(Supplied data begins)

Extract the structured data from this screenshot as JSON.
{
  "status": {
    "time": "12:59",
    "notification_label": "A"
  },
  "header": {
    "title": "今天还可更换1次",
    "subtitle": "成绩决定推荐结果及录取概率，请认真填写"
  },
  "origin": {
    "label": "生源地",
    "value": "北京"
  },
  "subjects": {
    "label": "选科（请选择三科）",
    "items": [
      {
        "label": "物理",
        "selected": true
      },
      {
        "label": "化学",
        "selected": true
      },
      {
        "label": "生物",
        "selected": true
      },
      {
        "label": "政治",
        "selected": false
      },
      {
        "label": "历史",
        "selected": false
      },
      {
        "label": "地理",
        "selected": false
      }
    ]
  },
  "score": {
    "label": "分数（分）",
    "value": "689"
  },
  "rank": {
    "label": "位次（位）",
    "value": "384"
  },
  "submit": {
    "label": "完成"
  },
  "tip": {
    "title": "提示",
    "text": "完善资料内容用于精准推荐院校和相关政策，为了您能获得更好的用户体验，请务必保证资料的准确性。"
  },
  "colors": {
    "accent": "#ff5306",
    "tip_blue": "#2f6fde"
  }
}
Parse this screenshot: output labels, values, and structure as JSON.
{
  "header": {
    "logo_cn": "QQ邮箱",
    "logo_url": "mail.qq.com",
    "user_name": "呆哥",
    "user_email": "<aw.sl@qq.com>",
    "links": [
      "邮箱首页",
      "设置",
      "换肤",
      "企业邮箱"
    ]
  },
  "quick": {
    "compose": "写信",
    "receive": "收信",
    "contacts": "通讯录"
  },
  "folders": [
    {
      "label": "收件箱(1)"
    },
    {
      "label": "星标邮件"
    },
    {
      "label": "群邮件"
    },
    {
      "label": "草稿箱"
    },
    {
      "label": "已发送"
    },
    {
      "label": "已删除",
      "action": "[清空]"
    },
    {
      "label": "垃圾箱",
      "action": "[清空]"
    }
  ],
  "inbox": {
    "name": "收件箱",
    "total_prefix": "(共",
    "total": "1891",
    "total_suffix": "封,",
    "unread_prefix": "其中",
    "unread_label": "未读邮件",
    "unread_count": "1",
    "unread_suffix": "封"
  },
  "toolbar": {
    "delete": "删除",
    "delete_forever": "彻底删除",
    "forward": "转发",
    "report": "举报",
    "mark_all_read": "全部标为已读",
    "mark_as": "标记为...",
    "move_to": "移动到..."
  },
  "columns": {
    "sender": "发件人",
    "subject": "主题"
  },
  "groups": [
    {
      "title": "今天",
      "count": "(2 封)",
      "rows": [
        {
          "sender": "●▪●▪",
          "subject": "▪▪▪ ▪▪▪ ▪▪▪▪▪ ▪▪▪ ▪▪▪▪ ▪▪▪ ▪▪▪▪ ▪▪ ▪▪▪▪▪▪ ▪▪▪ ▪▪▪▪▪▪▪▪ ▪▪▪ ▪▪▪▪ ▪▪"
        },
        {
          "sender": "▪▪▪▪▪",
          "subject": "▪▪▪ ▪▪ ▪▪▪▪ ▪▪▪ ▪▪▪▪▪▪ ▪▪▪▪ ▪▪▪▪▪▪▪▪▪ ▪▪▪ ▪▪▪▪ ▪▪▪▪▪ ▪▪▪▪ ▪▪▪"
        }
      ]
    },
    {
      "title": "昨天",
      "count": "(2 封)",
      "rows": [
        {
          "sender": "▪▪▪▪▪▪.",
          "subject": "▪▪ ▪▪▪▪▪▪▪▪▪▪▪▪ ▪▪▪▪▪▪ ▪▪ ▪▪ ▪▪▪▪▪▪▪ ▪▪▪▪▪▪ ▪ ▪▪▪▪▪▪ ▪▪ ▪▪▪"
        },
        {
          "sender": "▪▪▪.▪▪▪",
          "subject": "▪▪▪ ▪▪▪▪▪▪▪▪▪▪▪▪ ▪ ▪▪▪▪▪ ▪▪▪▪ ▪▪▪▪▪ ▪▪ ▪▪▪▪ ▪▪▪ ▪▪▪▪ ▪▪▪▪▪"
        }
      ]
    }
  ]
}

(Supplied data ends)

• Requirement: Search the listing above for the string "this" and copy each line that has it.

• The answer:
Extract the structured data from this screenshot as JSON.
Parse this screenshot: output labels, values, and structure as JSON.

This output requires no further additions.